Encanto is a hit with both critics and audiences, and the latest offering from Disney Animation’s arrival on Disney+ on Christmas Eve opened it to audiences who didn’t (or couldn’t) see it in theaters. But the true standout of Encanto is its music, which in recent weeks has taken over TikTok.
The soundtrack for Encanto, which includes a score from Germaine Franco and songs by Lin-Manuel Miranda, was released on Nov. 19, 2021, and its rise in popularity was a slow burn. Nearly two months after its release, it pushed Adele’s 30 out of the top spot on the Billboard charts, where it had been for the past six weeks. But its songs are hits in their own right. Three Encanto songs used in four different videos charted on YouTube’s music trends (and three of the four videos are in the top 10), and they’re starting to show up on Apple Music and Spotify’s charts, too.
But Encanto’s biggest hit? It’s “We Don’t Talk About Bruno,” the ultimate gossip song centered around a member of the Madrigal family the audience had yet to meet. The song plays out as the threat to the Madrigal family home’s magic becomes harder to ignore and Mirabel (Stephanie Beatriz), the only non-magical member of the family, inquires about Bruno (John Leguizamo)—her estranged uncle who can see the future—after coming across one of his visions in which she features. The longstanding mentality is that “we don’t talk about Bruno” (previously cited in “The Family Madrigal”), but despite that, once Mirabel opens the door a crack, most of her family steps in to talk about all of the ways that Bruno’s ability to see the future has brought nothing but misery upon them.
It’s not just the song. The song’s vivid dance moves were first crafted by choreographer Jamal Sims and his team, filmed with a group of dancers performing along to the song, and then used as a reference point by the song’s animators.
Thanks to assistant choreographer Kai Martinez, who uploaded the original choreography online in early January, you can see for yourself just how much the two line up.
But, apart from being viewed or listened to millions of times, “We Don’t Talk About Bruno” is a bonafide hit on TikTok. To date, people have uploaded more than 184,000 TikTok videos featuring audio from the song in every way imaginable. And it’s easy to see why. It’s a true ensemble piece that gives voice to several characters we haven’t heard much from yet. The vast vocal range allows anyone the comfort to cover it if they want to, and the visual language—present in another famous Disney gossip song—is fun to replicate in video form.
Many TikTokers are lipsyncing to the lyrics, with Mirabel’s cousin Dolores’ (Adassa) hushed verse being particularly popular to recreate.

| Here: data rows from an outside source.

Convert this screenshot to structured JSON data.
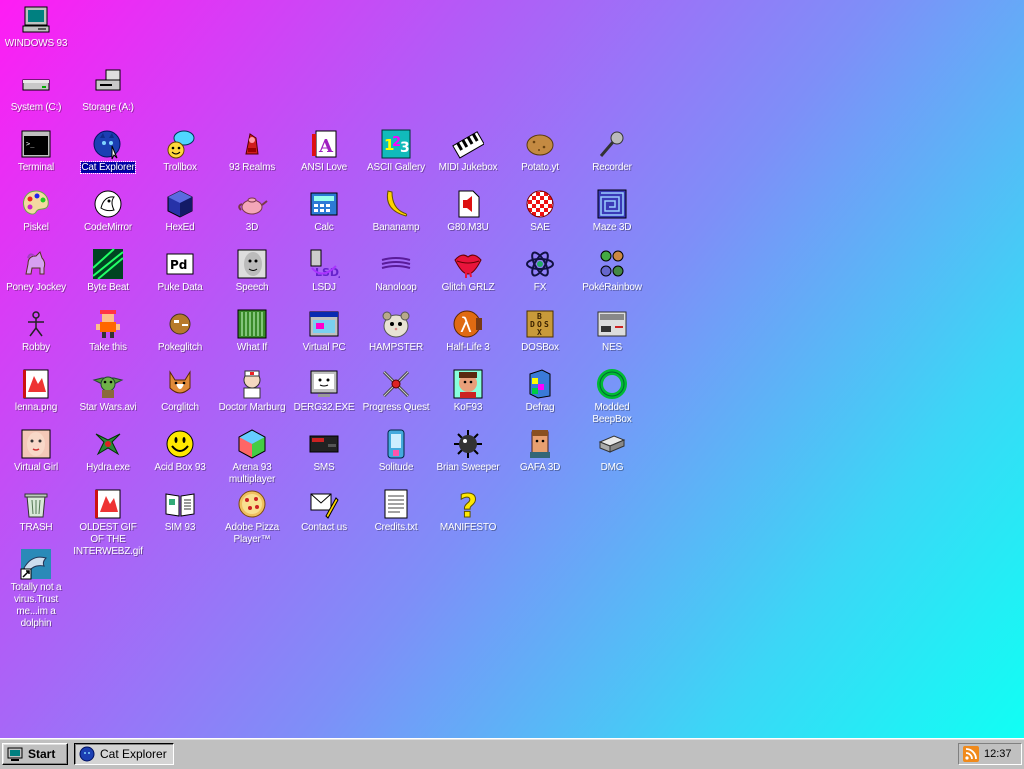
{
  "desktop": {
    "icons": [
      {
        "id": "windows93",
        "label": "WINDOWS 93",
        "icon": "computer-icon"
      },
      {
        "id": "system",
        "label": "System (C:)",
        "icon": "hard-drive-icon"
      },
      {
        "id": "storage",
        "label": "Storage (A:)",
        "icon": "floppy-drive-icon"
      },
      {
        "id": "terminal",
        "label": "Terminal",
        "icon": "terminal-icon"
      },
      {
        "id": "cat-explorer",
        "label": "Cat Explorer",
        "icon": "globe-cat-icon"
      },
      {
        "id": "trollbox",
        "label": "Trollbox",
        "icon": "chat-bubble-icon"
      },
      {
        "id": "93-realms",
        "label": "93 Realms",
        "icon": "realms-icon"
      },
      {
        "id": "ansi-love",
        "label": "ANSI Love",
        "icon": "letter-a-icon"
      },
      {
        "id": "ascii-gallery",
        "label": "ASCII Gallery",
        "icon": "numbers-icon"
      },
      {
        "id": "midi-jukebox",
        "label": "MIDI Jukebox",
        "icon": "piano-keys-icon"
      },
      {
        "id": "potato",
        "label": "Potato.yt",
        "icon": "potato-icon"
      },
      {
        "id": "recorder",
        "label": "Recorder",
        "icon": "microphone-icon"
      },
      {
        "id": "piskel",
        "label": "Piskel",
        "icon": "palette-icon"
      },
      {
        "id": "codemirror",
        "label": "CodeMirror",
        "icon": "codemirror-icon"
      },
      {
        "id": "hexed",
        "label": "HexEd",
        "icon": "hex-cube-icon"
      },
      {
        "id": "3d",
        "label": "3D",
        "icon": "teapot-icon"
      },
      {
        "id": "calc",
        "label": "Calc",
        "icon": "calculator-icon"
      },
      {
        "id": "bananamp",
        "label": "Bananamp",
        "icon": "banana-icon"
      },
      {
        "id": "g80m3u",
        "label": "G80.M3U",
        "icon": "playlist-icon"
      },
      {
        "id": "sae",
        "label": "SAE",
        "icon": "amiga-ball-icon"
      },
      {
        "id": "maze3d",
        "label": "Maze 3D",
        "icon": "maze-icon"
      },
      {
        "id": "poney",
        "label": "Poney Jockey",
        "icon": "pony-icon"
      },
      {
        "id": "bytebeat",
        "label": "Byte Beat",
        "icon": "bytebeat-icon"
      },
      {
        "id": "pukedata",
        "label": "Puke Data",
        "icon": "pd-icon"
      },
      {
        "id": "speech",
        "label": "Speech",
        "icon": "face-icon"
      },
      {
        "id": "lsdj",
        "label": "LSDJ",
        "icon": "lsdj-icon"
      },
      {
        "id": "nanoloop",
        "label": "Nanoloop",
        "icon": "wave-icon"
      },
      {
        "id": "glitchgrlz",
        "label": "Glitch GRLZ",
        "icon": "lips-icon"
      },
      {
        "id": "fx",
        "label": "FX",
        "icon": "atom-icon"
      },
      {
        "id": "pokerainbow",
        "label": "PokéRainbow",
        "icon": "pokemon-trio-icon"
      },
      {
        "id": "robby",
        "label": "Robby",
        "icon": "stick-figure-icon"
      },
      {
        "id": "takethis",
        "label": "Take this",
        "icon": "sprite-man-icon"
      },
      {
        "id": "pokeglitch",
        "label": "Pokeglitch",
        "icon": "pokeglitch-icon"
      },
      {
        "id": "whatif",
        "label": "What If",
        "icon": "what-if-icon"
      },
      {
        "id": "virtualpc",
        "label": "Virtual PC",
        "icon": "window-pc-icon"
      },
      {
        "id": "hampster",
        "label": "HAMPSTER",
        "icon": "hamster-icon"
      },
      {
        "id": "halflife3",
        "label": "Half-Life 3",
        "icon": "lambda-icon"
      },
      {
        "id": "dosbox",
        "label": "DOSBox",
        "icon": "dosbox-icon"
      },
      {
        "id": "nes",
        "label": "NES",
        "icon": "nes-console-icon"
      },
      {
        "id": "lenna",
        "label": "lenna.png",
        "icon": "image-file-icon"
      },
      {
        "id": "starwars",
        "label": "Star Wars.avi",
        "icon": "yoda-icon"
      },
      {
        "id": "corglitch",
        "label": "Corglitch",
        "icon": "corgi-icon"
      },
      {
        "id": "doctor",
        "label": "Doctor Marburg",
        "icon": "doctor-icon"
      },
      {
        "id": "derg32",
        "label": "DERG32.EXE",
        "icon": "monitor-face-icon"
      },
      {
        "id": "progressquest",
        "label": "Progress Quest",
        "icon": "crossed-swords-icon"
      },
      {
        "id": "kof93",
        "label": "KoF93",
        "icon": "fighter-portrait-icon"
      },
      {
        "id": "defrag",
        "label": "Defrag",
        "icon": "defrag-icon"
      },
      {
        "id": "beepbox",
        "label": "Modded BeepBox",
        "icon": "green-ring-icon"
      },
      {
        "id": "virtualgirl",
        "label": "Virtual Girl",
        "icon": "girl-portrait-icon"
      },
      {
        "id": "hydra",
        "label": "Hydra.exe",
        "icon": "hydra-icon"
      },
      {
        "id": "acidbox",
        "label": "Acid Box 93",
        "icon": "smiley-icon"
      },
      {
        "id": "arena93",
        "label": "Arena 93 multiplayer",
        "icon": "cube-icon"
      },
      {
        "id": "sms",
        "label": "SMS",
        "icon": "console-icon"
      },
      {
        "id": "solitude",
        "label": "Solitude",
        "icon": "solitude-icon"
      },
      {
        "id": "briansweeper",
        "label": "Brian Sweeper",
        "icon": "mine-icon"
      },
      {
        "id": "gafa3d",
        "label": "GAFA 3D",
        "icon": "guy-face-icon"
      },
      {
        "id": "dmg",
        "label": "DMG",
        "icon": "drive-box-icon"
      },
      {
        "id": "trash",
        "label": "TRASH",
        "icon": "trash-icon"
      },
      {
        "id": "oldestgif",
        "label": "OLDEST GIF OF THE INTERWEBZ.gif",
        "icon": "image-file-icon"
      },
      {
        "id": "sim93",
        "label": "SIM 93",
        "icon": "book-icon"
      },
      {
        "id": "adobepizza",
        "label": "Adobe Pizza Player™",
        "icon": "pizza-icon"
      },
      {
        "id": "contactus",
        "label": "Contact us",
        "icon": "letter-pen-icon"
      },
      {
        "id": "credits",
        "label": "Credits.txt",
        "icon": "text-file-icon"
      },
      {
        "id": "manifesto",
        "label": "MANIFESTO",
        "icon": "question-mark-icon"
      },
      {
        "id": "dolphin",
        "label": "Totally not a virus.Trust me...im a dolphin",
        "icon": "dolphin-shortcut-icon"
      }
    ],
    "selected": "cat-explorer"
  },
  "taskbar": {
    "start_label": "Start",
    "task_label": "Cat Explorer",
    "clock": "12:37",
    "tray_icon": "rss-icon"
  },
  "colors": {
    "gradient_start": "#ff1cf4",
    "gradient_end": "#10fff4",
    "selection": "#0000a8",
    "taskbar": "#c0c0c0"
  }
}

The more theatrical verse from Mirabel’s cousin Camilo (Rhenzy Feliz), who can shapeshift, was another popular choice—as was the love for Bruno himself, who you can see dancing far in the background in a couple of shots in the film.
“Bruno just vibing to his family talking sh!t abt him is such a mood,” @synxx_0 wrote.
Many of the videos include TikTokers cosplaying as the characters, and you don’t have to scroll long to find every character; someone even covered the three random villagers who took issue with Bruno.
And Beatriz, whose character has much more of a minor role in the song, even got in on lipsyncing alongside Tía Pepa (Carolina Gaitán), whose emotions control the weather, and Tío Félix’s (Mauro Castillo) verse in which they talk about how Bruno’s prophecy led to a hurricane arriving on their wedding day.
It’s not the only song that’s catching on. “Surface Pressure,” the song in which Luisa Madrigal (Jessica Darrow), the middle Madrigal sister, details her fears and insecurities about the impossible expectations her family and the nearby village expects of her due to her strength. With more than 54,000 videos using the song, it’s proving to be another popular choice. It’s especially prevalent among older siblings who can relate to the song’s message, and there’s a chance that there may have been some side-eyes between children and parents as it played.
Some people even also used a Luisa figure included as part of McDonald’s Happy Meals to show just how much the toy Luisa can lift up. (The answer: literally everything.)
And “The Family Madrigal”—the exposition-heavy song that introduces every member of the Madrigals and their corresponding magical gifts—has also been a growing hit with more than 54,000 videos including clips from it.
The growing rise in Encanto’s soundtrack shows just relatable the songs, as well as Encanto itself, are, even in their specificities. While the film was warmly received by both critics and audiences alike, the streaming release and the holiday break helped fuel the film’s popularity. And the people who made Encanto are thrilled by the reactions from fans.
“I could look at the TikToks all day,” Jared Bush, one of Encanto’s directors, told the New York Times. “Everyone is finding a different entry point, whether it’s a specific moment or character dynamic. There’s something in it for everybody and, honestly, it’s just delicious.”